**DATA FOR ANALYSIS:**
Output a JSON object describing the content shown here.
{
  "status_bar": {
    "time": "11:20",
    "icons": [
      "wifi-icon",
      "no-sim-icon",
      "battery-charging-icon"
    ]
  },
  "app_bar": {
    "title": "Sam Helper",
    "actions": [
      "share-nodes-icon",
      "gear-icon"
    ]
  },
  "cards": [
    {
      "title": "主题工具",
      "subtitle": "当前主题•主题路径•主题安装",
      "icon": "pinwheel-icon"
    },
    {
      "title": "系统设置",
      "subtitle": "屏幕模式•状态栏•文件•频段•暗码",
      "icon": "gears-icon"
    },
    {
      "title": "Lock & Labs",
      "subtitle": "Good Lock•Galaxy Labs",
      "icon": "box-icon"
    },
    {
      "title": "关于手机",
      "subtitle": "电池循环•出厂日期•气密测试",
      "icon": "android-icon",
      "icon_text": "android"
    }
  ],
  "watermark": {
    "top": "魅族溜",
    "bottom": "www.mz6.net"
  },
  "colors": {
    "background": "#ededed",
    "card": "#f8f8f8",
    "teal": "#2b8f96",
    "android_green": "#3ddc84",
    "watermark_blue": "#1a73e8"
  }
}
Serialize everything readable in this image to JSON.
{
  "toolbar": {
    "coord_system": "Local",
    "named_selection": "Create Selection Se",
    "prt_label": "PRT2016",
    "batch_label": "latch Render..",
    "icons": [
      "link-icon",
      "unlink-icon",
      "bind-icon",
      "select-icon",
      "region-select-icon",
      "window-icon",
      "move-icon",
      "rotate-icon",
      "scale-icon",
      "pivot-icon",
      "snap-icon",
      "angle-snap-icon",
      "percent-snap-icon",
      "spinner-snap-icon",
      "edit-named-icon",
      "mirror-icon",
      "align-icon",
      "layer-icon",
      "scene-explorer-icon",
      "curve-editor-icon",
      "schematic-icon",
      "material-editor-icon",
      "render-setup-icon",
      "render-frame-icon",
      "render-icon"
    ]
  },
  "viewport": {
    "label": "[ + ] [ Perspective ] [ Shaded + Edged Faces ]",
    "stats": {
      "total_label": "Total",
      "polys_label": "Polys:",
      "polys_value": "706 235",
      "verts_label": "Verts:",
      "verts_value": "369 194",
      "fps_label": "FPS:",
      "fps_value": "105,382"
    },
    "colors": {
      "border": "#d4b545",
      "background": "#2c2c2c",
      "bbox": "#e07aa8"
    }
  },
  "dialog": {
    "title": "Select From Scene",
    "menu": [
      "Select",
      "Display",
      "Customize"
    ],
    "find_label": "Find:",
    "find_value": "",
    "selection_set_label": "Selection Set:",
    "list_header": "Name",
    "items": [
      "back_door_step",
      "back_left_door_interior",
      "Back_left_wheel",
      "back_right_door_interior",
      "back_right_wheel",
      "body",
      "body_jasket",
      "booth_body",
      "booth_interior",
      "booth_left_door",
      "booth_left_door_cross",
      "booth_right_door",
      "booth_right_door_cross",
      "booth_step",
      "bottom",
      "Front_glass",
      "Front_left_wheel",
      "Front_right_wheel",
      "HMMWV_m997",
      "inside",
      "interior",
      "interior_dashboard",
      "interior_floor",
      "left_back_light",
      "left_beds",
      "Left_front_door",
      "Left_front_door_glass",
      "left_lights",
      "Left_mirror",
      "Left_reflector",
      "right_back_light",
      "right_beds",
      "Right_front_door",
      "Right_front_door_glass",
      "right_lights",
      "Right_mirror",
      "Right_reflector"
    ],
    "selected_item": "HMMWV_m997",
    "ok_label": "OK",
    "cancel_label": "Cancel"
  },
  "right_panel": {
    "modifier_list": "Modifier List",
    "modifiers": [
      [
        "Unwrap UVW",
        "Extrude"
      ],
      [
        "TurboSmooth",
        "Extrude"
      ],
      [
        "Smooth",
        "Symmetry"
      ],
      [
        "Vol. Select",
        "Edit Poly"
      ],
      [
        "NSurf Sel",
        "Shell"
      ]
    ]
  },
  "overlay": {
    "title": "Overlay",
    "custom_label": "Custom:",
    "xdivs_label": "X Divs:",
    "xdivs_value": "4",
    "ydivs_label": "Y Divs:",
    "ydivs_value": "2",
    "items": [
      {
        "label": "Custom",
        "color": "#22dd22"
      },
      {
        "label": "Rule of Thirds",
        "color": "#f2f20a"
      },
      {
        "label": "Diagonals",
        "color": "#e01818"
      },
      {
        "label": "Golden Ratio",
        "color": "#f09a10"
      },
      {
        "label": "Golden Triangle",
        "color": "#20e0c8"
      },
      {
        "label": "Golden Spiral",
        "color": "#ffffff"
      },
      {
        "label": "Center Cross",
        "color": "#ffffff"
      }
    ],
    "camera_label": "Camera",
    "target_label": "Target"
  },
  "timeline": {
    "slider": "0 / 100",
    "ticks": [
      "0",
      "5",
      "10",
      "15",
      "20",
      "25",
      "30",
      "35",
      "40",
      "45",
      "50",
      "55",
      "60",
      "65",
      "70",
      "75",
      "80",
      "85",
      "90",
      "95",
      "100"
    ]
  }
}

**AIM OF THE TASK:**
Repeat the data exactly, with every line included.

**TASK RESPONSE:**
Output a JSON object describing the content shown here.
{
  "status_bar": {
    "time": "11:20",
    "icons": [
      "wifi-icon",
      "no-sim-icon",
      "battery-charging-icon"
    ]
  },
  "app_bar": {
    "title": "Sam Helper",
    "actions": [
      "share-nodes-icon",
      "gear-icon"
    ]
  },
  "cards": [
    {
      "title": "主题工具",
      "subtitle": "当前主题•主题路径•主题安装",
      "icon": "pinwheel-icon"
    },
    {
      "title": "系统设置",
      "subtitle": "屏幕模式•状态栏•文件•频段•暗码",
      "icon": "gears-icon"
    },
    {
      "title": "Lock & Labs",
      "subtitle": "Good Lock•Galaxy Labs",
      "icon": "box-icon"
    },
    {
      "title": "关于手机",
      "subtitle": "电池循环•出厂日期•气密测试",
      "icon": "android-icon",
      "icon_text": "android"
    }
  ],
  "watermark": {
    "top": "魅族溜",
    "bottom": "www.mz6.net"
  },
  "colors": {
    "background": "#ededed",
    "card": "#f8f8f8",
    "teal": "#2b8f96",
    "android_green": "#3ddc84",
    "watermark_blue": "#1a73e8"
  }
}
Serialize everything readable in this image to JSON.
{
  "toolbar": {
    "coord_system": "Local",
    "named_selection": "Create Selection Se",
    "prt_label": "PRT2016",
    "batch_label": "latch Render..",
    "icons": [
      "link-icon",
      "unlink-icon",
      "bind-icon",
      "select-icon",
      "region-select-icon",
      "window-icon",
      "move-icon",
      "rotate-icon",
      "scale-icon",
      "pivot-icon",
      "snap-icon",
      "angle-snap-icon",
      "percent-snap-icon",
      "spinner-snap-icon",
      "edit-named-icon",
      "mirror-icon",
      "align-icon",
      "layer-icon",
      "scene-explorer-icon",
      "curve-editor-icon",
      "schematic-icon",
      "material-editor-icon",
      "render-setup-icon",
      "render-frame-icon",
      "render-icon"
    ]
  },
  "viewport": {
    "label": "[ + ] [ Perspective ] [ Shaded + Edged Faces ]",
    "stats": {
      "total_label": "Total",
      "polys_label": "Polys:",
      "polys_value": "706 235",
      "verts_label": "Verts:",
      "verts_value": "369 194",
      "fps_label": "FPS:",
      "fps_value": "105,382"
    },
    "colors": {
      "border": "#d4b545",
      "background": "#2c2c2c",
      "bbox": "#e07aa8"
    }
  },
  "dialog": {
    "title": "Select From Scene",
    "menu": [
      "Select",
      "Display",
      "Customize"
    ],
    "find_label": "Find:",
    "find_value": "",
    "selection_set_label": "Selection Set:",
    "list_header": "Name",
    "items": [
      "back_door_step",
      "back_left_door_interior",
      "Back_left_wheel",
      "back_right_door_interior",
      "back_right_wheel",
      "body",
      "body_jasket",
      "booth_body",
      "booth_interior",
      "booth_left_door",
      "booth_left_door_cross",
      "booth_right_door",
      "booth_right_door_cross",
      "booth_step",
      "bottom",
      "Front_glass",
      "Front_left_wheel",
      "Front_right_wheel",
      "HMMWV_m997",
      "inside",
      "interior",
      "interior_dashboard",
      "interior_floor",
      "left_back_light",
      "left_beds",
      "Left_front_door",
      "Left_front_door_glass",
      "left_lights",
      "Left_mirror",
      "Left_reflector",
      "right_back_light",
      "right_beds",
      "Right_front_door",
      "Right_front_door_glass",
      "right_lights",
      "Right_mirror",
      "Right_reflector"
    ],
    "selected_item": "HMMWV_m997",
    "ok_label": "OK",
    "cancel_label": "Cancel"
  },
  "right_panel": {
    "modifier_list": "Modifier List",
    "modifiers": [
      [
        "Unwrap UVW",
        "Extrude"
      ],
      [
        "TurboSmooth",
        "Extrude"
      ],
      [
        "Smooth",
        "Symmetry"
      ],
      [
        "Vol. Select",
        "Edit Poly"
      ],
      [
        "NSurf Sel",
        "Shell"
      ]
    ]
  },
  "overlay": {
    "title": "Overlay",
    "custom_label": "Custom:",
    "xdivs_label": "X Divs:",
    "xdivs_value": "4",
    "ydivs_label": "Y Divs:",
    "ydivs_value": "2",
    "items": [
      {
        "label": "Custom",
        "color": "#22dd22"
      },
      {
        "label": "Rule of Thirds",
        "color": "#f2f20a"
      },
      {
        "label": "Diagonals",
        "color": "#e01818"
      },
      {
        "label": "Golden Ratio",
        "color": "#f09a10"
      },
      {
        "label": "Golden Triangle",
        "color": "#20e0c8"
      },
      {
        "label": "Golden Spiral",
        "color": "#ffffff"
      },
      {
        "label": "Center Cross",
        "color": "#ffffff"
      }
    ],
    "camera_label": "Camera",
    "target_label": "Target"
  },
  "timeline": {
    "slider": "0 / 100",
    "ticks": [
      "0",
      "5",
      "10",
      "15",
      "20",
      "25",
      "30",
      "35",
      "40",
      "45",
      "50",
      "55",
      "60",
      "65",
      "70",
      "75",
      "80",
      "85",
      "90",
      "95",
      "100"
    ]
  }
}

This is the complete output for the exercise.